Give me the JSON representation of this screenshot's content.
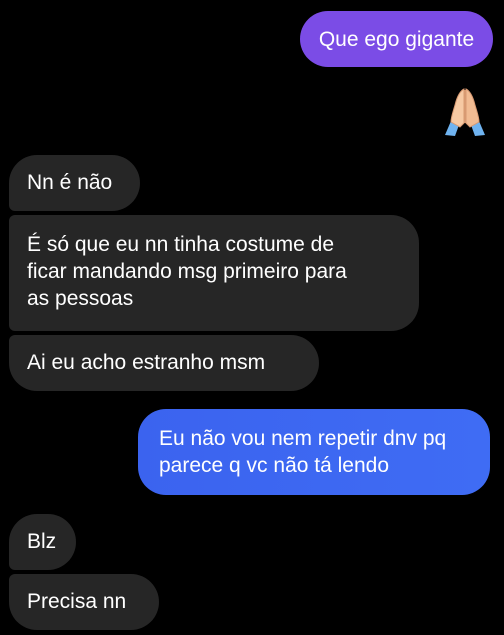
{
  "conversation": {
    "messages": [
      {
        "sender": "me",
        "text": "Que ego gigante",
        "color": "#7b4ce6"
      },
      {
        "sender": "me",
        "reaction": "🙏",
        "reaction_name": "folded-hands"
      },
      {
        "sender": "them",
        "text": "Nn é não"
      },
      {
        "sender": "them",
        "text": "É só que eu nn tinha costume de\nficar mandando msg primeiro para\nas pessoas"
      },
      {
        "sender": "them",
        "text": "Ai eu acho estranho msm"
      },
      {
        "sender": "me",
        "text": "Eu não vou nem repetir dnv pq\nparece q vc não tá lendo",
        "color": "#3b63ef"
      },
      {
        "sender": "them",
        "text": "Blz"
      },
      {
        "sender": "them",
        "text": "Precisa nn"
      }
    ]
  },
  "colors": {
    "background": "#000000",
    "incoming_bubble": "#262626",
    "outgoing_purple": "#7b4ce6",
    "outgoing_blue": "#3b63ef",
    "text": "#ffffff"
  }
}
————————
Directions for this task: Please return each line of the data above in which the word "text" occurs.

Solution:
        "text": "Que ego gigante",
        "text": "Nn é não"
        "text": "É só que eu nn tinha costume de\nficar mandando msg primeiro para\nas pessoas"
        "text": "Ai eu acho estranho msm"
        "text": "Eu não vou nem repetir dnv pq\nparece q vc não tá lendo",
        "text": "Blz"
        "text": "Precisa nn"
    "text": "#ffffff"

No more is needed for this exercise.